This eight-part mystery from Netflix is based on the titular novel by American writer Harlan Coben, who has formed a production company with Rochdale’s own Nicola Schindler, the production brains behind Happy Valley, Last Tango in Halifax and many more.
The action has been transposed from New Jersey to Manchester – the one in England, not Massachusetts – and a strong and varied British cast does the heavy lifting, but there’s something in the mix that never quite feels right. Maybe it’s that things that seem par for the course in America’s moronic inferno can look hilarious in a homely British setting, or maybe the narrative just treads on implausibly thin ice too often for comfort.
Nonetheless, most of the building blocks for a powerful thriller are all present and correct. Richard Armitage is stolidly persuasive as Adam Price, a successful lawyer trying to cope with the disappearance of his schoolteacher-wife Corinne (Dervla Kirwan) amid accusations of stolen money and an unsettling secret from her past. Siobhan Finneran (pictured above) plays down-to-earth DS Johanna Griffin roughly halfway between Vera Stanhope and Janet Scott in Scott & Bailey (another Schindler product), while Paul Kaye’s Patrick Katz is the most leprously rancid bent copper in living memory. Jennifer Saunders, as Griffin’s cafe-owning friend Heidi Doyle, looks as if she’s been installed as a spot of light relief, until she’s suddenly engulfed by a grisly fate.
The theme is a kind of worm-in-the-bud idea, the notion that lurking within the things dearest and most familiar to you is a deadly secret that will suddenly burst forth and destroy your life as you’ve known it. The Stranger (whose name we belatedly learn is Christine) is the deliverer of these shattering revelations. Her trail of destruction begins with her accosting Adam Price at a bar and casually bludgeoning him with the news that his wife had faked the pregnancy and miscarriage she’d seemingly suffered two years earlier. For proof, she gives him the address of the website from which she ordered the prosthetic baby-bump and bogus ultrasound images. Adam confronts Corinne with his new-found knowledge, after which she suddenly disappears.

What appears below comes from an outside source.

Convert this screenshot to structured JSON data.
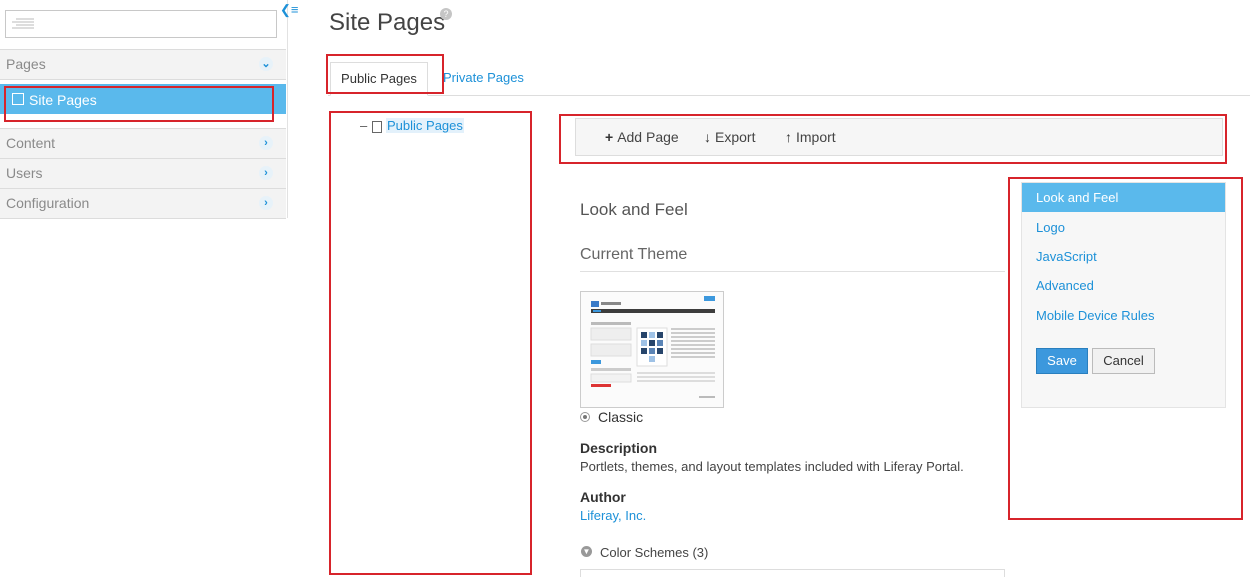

One strand of the story is Adam’s search for his wife while he tries to cope with looking after their two sons, but as the series progresses that becomes obscured in a thicket of plotlines that add a smokescreen of confusion and leave you feeling like you’re running around in a badly-lit maze. There’s a bizarre subplot about a drug-fuelled rave where teenagers go ape on bad drugs – particularly Mike Tripp (Brandon Fellows), who gets dosed with PCP and ends up beheading an unfortunate alpaca.
Another thread centres on Martin Killane (Stephen Rea – above), a grumbly old ex-detective fighting off workmen trying to bulldoze his house. Cue the introduction of Anthony Head (pictured right) as smarmy property developer Ed Price. Familiar surname? Yep, he’s Adam’s estranged dad, though Coben’s yarn-spinning entwines them back together as the show goes on.
Ultimately, the Stranger (Hannah John-Kamen) is the catalyst in setting all these plates spinning, as she blackmails, intimidates or humiliates her unsuspecting clientele with dirty secrets gleaned from her obsessive internet-trawling. The way we’re becoming prisoners of mobile technology and the online world’s infinite potential for harm emerge strongly as themes.
It’s the kind of show where you keep saying “this is ridiculous!”, but end up watching it all anyway. Interesting, though, that Netflix is prepared to underwrite a programme that could (perhaps with a few trims) fit neatly enough on ITV. The march of the super-streamers knows no boundaries.
On Netflix now.
First published at The Arts Desk – Saturday 15 February 2020. See; https://www.theartsdesk.com/tv/stranger-netflix-review-strong-cast-grapples-labyrinthine-plotting